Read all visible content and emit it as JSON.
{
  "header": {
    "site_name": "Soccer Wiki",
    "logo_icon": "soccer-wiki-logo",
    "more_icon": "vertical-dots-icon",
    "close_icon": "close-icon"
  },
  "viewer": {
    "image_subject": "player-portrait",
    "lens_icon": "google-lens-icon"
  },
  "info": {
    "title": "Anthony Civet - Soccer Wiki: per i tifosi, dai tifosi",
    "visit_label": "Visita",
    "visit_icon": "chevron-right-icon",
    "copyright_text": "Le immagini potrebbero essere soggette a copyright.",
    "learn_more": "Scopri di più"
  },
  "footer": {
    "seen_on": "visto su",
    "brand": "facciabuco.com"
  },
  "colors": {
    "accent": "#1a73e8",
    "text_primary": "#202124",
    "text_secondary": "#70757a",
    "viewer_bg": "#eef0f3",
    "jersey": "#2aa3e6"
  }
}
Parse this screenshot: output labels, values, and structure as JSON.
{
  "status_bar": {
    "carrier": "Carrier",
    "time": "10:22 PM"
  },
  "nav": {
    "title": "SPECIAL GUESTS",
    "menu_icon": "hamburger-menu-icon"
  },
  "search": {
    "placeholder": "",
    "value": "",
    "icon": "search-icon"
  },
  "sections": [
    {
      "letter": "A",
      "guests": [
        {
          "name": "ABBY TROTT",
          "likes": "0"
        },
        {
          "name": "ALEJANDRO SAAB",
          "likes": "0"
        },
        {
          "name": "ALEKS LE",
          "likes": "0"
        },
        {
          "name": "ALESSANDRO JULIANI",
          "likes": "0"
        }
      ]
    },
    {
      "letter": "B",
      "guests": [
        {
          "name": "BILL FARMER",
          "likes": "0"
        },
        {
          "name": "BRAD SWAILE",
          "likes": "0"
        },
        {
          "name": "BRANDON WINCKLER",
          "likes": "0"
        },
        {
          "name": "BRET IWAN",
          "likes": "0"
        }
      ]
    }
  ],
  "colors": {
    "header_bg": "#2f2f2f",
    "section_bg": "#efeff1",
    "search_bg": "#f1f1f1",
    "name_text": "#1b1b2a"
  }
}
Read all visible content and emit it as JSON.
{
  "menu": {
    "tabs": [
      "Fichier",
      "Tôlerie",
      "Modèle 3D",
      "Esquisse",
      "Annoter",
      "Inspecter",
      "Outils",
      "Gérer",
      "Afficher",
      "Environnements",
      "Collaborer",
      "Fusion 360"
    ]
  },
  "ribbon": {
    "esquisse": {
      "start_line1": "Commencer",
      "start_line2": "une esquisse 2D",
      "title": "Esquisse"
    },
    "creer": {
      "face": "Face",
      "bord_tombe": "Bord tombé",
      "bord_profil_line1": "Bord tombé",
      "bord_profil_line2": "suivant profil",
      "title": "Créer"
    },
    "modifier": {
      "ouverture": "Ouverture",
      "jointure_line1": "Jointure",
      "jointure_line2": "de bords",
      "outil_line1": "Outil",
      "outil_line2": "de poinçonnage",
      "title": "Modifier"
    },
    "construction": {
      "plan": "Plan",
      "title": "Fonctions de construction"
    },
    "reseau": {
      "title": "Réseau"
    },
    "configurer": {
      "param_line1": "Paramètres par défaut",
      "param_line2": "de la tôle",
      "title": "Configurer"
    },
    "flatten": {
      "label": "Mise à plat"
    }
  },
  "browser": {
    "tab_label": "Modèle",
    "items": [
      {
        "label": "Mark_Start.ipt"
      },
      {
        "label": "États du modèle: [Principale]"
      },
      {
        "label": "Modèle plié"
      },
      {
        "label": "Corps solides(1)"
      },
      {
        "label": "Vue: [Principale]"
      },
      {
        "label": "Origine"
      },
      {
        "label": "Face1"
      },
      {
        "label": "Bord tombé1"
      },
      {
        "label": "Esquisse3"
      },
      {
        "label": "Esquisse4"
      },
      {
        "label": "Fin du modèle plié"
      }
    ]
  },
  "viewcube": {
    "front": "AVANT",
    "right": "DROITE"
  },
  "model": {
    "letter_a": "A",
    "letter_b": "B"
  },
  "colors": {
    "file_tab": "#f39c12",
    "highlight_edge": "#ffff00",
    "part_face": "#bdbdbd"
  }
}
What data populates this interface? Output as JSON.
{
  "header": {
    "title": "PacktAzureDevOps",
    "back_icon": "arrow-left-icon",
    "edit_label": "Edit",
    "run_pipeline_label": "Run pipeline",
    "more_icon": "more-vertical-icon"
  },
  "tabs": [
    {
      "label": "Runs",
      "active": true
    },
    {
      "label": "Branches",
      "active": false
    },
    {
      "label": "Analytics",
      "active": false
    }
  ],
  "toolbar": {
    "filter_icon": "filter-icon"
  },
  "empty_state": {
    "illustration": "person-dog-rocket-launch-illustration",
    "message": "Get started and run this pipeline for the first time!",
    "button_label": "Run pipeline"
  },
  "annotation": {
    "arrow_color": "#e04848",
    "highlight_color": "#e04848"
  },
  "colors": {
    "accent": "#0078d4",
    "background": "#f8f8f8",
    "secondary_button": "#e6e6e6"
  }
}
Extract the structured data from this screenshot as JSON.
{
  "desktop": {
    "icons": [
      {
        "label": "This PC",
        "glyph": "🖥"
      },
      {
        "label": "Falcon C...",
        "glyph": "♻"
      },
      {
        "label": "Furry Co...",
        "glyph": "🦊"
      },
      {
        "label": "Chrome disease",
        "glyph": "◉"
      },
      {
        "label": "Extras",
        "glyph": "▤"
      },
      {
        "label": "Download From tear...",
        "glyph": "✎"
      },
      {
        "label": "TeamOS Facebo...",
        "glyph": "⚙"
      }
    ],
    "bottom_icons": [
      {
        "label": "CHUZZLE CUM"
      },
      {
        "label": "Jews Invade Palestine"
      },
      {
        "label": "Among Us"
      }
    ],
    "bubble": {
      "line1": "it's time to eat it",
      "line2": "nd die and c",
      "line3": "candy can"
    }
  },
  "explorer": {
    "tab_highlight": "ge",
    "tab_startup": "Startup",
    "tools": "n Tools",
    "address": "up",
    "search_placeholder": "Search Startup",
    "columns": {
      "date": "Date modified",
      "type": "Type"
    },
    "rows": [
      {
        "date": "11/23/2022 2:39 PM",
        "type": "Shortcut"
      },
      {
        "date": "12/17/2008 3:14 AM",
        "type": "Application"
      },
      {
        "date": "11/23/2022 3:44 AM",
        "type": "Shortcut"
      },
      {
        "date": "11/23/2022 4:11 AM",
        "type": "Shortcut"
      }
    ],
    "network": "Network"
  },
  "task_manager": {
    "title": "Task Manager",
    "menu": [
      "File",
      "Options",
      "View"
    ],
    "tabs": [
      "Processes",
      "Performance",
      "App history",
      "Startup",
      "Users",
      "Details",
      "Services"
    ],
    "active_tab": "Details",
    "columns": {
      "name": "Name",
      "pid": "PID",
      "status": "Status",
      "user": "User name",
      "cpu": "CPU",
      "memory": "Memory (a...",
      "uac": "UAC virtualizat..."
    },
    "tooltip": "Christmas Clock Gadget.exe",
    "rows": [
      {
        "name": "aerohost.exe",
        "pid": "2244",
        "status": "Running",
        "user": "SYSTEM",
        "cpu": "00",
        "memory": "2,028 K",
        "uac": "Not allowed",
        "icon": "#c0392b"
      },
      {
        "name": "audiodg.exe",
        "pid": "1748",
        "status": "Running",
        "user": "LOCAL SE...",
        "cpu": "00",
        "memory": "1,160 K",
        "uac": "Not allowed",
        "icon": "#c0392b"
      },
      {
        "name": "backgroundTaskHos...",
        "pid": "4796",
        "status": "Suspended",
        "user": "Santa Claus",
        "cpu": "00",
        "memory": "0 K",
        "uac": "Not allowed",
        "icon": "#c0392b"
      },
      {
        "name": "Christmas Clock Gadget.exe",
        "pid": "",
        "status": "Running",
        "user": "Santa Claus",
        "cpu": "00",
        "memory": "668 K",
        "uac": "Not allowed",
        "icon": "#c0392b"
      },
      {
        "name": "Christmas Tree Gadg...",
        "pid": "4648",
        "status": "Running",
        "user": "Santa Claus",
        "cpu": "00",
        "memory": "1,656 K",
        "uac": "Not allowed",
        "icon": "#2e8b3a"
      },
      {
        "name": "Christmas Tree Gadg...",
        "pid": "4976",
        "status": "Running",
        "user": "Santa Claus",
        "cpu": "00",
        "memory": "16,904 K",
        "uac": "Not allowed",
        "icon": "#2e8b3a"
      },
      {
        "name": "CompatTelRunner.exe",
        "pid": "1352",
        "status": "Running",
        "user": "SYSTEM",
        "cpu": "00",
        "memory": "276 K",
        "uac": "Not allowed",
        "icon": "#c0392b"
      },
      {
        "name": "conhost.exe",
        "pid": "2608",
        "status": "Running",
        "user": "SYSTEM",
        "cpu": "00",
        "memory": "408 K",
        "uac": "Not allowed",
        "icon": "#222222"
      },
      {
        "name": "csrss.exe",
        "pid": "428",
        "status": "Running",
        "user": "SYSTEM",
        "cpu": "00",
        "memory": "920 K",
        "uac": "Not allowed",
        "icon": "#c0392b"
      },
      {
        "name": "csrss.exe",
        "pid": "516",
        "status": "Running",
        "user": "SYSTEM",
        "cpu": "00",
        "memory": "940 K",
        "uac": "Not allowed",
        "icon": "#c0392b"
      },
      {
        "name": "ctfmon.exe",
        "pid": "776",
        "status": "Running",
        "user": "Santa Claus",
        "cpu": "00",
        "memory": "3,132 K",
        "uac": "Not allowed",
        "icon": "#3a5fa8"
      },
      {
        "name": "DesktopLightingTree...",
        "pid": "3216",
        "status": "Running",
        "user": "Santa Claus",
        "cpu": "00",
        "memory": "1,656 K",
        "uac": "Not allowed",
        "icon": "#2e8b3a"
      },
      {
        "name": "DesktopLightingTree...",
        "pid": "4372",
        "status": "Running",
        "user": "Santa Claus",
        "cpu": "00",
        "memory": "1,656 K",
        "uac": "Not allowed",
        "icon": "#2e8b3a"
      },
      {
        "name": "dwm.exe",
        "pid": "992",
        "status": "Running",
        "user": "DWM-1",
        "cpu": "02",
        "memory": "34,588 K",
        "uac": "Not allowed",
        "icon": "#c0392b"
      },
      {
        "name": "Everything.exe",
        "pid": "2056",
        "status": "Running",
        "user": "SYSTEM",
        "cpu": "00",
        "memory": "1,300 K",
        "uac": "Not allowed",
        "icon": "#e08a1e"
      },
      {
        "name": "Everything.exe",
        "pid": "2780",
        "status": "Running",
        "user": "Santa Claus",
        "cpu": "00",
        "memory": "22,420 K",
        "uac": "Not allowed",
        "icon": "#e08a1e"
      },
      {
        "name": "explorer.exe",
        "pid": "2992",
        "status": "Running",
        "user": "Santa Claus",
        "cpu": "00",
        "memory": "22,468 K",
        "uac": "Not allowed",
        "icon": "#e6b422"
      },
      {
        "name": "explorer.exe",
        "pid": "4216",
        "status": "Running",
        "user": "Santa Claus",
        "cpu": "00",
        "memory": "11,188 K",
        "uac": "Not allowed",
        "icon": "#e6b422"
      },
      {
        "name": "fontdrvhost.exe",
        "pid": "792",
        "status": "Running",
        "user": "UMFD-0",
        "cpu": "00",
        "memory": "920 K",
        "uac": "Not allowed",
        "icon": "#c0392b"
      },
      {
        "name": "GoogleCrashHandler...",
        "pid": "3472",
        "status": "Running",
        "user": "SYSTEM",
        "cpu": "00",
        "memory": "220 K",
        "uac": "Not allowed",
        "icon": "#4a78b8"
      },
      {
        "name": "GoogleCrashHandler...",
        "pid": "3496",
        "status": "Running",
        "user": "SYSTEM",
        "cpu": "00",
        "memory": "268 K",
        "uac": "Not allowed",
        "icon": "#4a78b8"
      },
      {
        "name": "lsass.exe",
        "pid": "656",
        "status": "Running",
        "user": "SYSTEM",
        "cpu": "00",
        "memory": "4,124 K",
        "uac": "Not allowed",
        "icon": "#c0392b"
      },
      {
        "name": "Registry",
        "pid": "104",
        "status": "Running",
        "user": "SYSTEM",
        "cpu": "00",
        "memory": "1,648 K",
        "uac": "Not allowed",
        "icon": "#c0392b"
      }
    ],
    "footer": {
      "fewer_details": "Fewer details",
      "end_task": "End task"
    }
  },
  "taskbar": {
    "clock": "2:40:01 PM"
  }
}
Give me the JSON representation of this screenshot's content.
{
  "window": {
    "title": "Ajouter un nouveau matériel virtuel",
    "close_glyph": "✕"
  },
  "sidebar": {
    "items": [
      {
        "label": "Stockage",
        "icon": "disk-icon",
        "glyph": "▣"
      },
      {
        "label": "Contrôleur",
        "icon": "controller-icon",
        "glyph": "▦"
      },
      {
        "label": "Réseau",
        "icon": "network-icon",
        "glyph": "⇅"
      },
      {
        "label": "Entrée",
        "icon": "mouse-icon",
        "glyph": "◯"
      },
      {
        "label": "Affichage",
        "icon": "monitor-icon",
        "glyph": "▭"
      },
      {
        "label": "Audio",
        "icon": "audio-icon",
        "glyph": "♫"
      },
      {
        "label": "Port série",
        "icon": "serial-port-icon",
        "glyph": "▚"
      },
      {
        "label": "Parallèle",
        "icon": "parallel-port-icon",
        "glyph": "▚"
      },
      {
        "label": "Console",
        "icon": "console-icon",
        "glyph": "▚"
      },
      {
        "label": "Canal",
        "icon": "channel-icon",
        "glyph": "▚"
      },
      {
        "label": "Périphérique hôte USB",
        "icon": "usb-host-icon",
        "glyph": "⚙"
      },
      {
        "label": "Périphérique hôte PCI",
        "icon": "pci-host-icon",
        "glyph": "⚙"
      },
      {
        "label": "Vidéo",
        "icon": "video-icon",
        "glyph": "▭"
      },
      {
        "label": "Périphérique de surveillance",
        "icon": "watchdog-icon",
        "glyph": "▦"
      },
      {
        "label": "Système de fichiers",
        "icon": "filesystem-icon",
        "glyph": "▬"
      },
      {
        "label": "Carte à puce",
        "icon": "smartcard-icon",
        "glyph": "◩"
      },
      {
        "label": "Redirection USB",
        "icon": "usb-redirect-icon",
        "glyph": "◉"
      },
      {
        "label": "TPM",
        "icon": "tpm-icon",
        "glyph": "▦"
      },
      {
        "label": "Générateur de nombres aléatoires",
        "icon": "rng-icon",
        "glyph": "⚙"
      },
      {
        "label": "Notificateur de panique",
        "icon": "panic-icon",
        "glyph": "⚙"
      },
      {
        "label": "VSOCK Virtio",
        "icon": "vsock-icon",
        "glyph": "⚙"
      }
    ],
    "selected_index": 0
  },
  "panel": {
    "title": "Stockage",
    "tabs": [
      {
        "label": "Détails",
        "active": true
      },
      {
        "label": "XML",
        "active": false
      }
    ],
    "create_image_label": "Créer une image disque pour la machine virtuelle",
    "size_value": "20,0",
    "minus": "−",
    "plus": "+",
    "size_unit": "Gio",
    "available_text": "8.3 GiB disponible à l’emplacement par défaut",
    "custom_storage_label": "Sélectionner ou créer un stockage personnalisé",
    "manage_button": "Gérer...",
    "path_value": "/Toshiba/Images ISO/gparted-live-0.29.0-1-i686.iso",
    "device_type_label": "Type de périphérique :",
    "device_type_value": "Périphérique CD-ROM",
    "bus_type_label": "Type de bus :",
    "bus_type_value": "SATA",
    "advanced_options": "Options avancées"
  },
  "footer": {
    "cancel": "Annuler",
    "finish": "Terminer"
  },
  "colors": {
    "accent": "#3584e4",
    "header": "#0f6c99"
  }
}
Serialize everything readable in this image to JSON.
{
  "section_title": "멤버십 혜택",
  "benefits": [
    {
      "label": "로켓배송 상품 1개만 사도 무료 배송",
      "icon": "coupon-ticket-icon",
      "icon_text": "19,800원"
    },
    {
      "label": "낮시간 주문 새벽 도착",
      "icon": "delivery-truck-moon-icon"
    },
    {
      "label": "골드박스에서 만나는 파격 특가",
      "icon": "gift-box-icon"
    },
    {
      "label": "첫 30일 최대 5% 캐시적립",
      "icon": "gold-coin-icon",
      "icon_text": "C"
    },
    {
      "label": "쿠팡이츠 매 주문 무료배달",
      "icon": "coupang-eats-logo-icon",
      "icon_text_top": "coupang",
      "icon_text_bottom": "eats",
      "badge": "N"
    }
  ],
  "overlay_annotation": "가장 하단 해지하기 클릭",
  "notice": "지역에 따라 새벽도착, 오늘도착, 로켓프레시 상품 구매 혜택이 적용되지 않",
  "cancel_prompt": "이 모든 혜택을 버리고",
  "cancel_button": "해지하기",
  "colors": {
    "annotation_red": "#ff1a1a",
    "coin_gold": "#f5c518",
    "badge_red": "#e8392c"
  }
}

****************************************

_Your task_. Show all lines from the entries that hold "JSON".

_Response to the exercise_.
Read all visible content and emit it as JSON.
Parse this screenshot: output labels, values, and structure as JSON.
Read all visible content and emit it as JSON.
What data populates this interface? Output as JSON.
Extract the structured data from this screenshot as JSON.
Give me the JSON representation of this screenshot's content.
Serialize everything readable in this image to JSON.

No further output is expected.